> _Task statement_: Spot each line in the records below where the word "this" occurs, then copy it.

(Items from an interface collection)
----------------------------------------

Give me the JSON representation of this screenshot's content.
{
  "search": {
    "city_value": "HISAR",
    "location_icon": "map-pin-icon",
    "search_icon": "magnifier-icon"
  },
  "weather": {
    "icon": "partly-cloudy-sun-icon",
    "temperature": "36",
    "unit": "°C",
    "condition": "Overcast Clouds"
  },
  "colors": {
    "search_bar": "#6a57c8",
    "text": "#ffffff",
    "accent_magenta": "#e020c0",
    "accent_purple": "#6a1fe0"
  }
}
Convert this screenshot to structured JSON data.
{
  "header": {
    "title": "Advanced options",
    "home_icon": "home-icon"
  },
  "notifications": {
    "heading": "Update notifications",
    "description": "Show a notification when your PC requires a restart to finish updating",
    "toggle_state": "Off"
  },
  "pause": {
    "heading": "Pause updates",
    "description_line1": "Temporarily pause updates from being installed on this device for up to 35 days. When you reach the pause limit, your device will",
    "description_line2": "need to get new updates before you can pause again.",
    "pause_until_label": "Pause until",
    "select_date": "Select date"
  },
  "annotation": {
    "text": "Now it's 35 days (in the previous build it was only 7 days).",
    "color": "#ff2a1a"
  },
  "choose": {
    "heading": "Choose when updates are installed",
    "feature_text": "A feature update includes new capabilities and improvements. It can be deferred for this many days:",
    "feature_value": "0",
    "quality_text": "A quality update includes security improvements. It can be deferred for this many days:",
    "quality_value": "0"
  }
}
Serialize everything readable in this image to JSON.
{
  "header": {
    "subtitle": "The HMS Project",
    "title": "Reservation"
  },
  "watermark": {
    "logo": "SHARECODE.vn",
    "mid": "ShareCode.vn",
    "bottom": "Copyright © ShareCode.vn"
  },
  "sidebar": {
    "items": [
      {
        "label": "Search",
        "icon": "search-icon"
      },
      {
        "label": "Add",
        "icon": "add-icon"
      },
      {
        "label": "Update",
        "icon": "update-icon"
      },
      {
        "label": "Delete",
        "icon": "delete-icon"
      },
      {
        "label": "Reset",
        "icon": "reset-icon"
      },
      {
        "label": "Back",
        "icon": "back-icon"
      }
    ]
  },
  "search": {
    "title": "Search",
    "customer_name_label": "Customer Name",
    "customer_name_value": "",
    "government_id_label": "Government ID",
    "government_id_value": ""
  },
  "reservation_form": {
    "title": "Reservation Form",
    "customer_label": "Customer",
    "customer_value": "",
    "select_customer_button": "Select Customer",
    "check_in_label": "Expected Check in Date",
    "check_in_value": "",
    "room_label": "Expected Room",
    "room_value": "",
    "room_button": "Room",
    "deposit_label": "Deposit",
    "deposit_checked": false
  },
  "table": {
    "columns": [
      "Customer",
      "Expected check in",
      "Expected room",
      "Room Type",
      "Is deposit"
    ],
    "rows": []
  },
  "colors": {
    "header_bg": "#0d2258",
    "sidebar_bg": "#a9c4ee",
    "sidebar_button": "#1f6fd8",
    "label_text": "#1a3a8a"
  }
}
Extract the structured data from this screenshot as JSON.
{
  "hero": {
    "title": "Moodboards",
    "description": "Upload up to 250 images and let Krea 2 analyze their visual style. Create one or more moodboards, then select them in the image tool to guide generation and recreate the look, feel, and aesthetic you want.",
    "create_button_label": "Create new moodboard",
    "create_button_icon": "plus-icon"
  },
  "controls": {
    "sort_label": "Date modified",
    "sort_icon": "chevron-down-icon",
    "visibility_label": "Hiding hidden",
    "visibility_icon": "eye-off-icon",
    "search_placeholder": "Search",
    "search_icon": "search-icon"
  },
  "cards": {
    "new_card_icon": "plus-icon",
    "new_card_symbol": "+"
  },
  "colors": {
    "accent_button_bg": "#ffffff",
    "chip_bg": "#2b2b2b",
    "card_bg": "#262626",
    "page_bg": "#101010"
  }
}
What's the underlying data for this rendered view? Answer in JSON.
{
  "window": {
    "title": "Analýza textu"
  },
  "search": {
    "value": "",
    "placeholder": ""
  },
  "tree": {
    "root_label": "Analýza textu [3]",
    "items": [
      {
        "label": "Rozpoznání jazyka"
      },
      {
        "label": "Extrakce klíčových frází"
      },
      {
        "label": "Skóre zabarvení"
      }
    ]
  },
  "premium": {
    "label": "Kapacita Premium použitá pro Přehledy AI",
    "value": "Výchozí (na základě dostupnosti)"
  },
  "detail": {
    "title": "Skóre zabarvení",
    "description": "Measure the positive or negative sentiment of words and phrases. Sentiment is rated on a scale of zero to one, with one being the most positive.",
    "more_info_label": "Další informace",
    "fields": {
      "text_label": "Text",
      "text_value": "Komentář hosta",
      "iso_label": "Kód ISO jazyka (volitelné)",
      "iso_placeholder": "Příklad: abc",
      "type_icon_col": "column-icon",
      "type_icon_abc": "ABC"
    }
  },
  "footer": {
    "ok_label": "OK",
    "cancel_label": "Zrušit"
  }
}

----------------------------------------

> _Worked solution_:
Give me the JSON representation of this screenshot's content.
Convert this screenshot to structured JSON data.
    "description_line1": "Temporarily pause updates from being installed on this device for up to 35 days. When you reach the pause limit, your device will",
    "feature_text": "A feature update includes new capabilities and improvements. It can be deferred for this many days:",
    "quality_text": "A quality update includes security improvements. It can be deferred for this many days:",
Serialize everything readable in this image to JSON.
Extract the structured data from this screenshot as JSON.
What's the underlying data for this rendered view? Answer in JSON.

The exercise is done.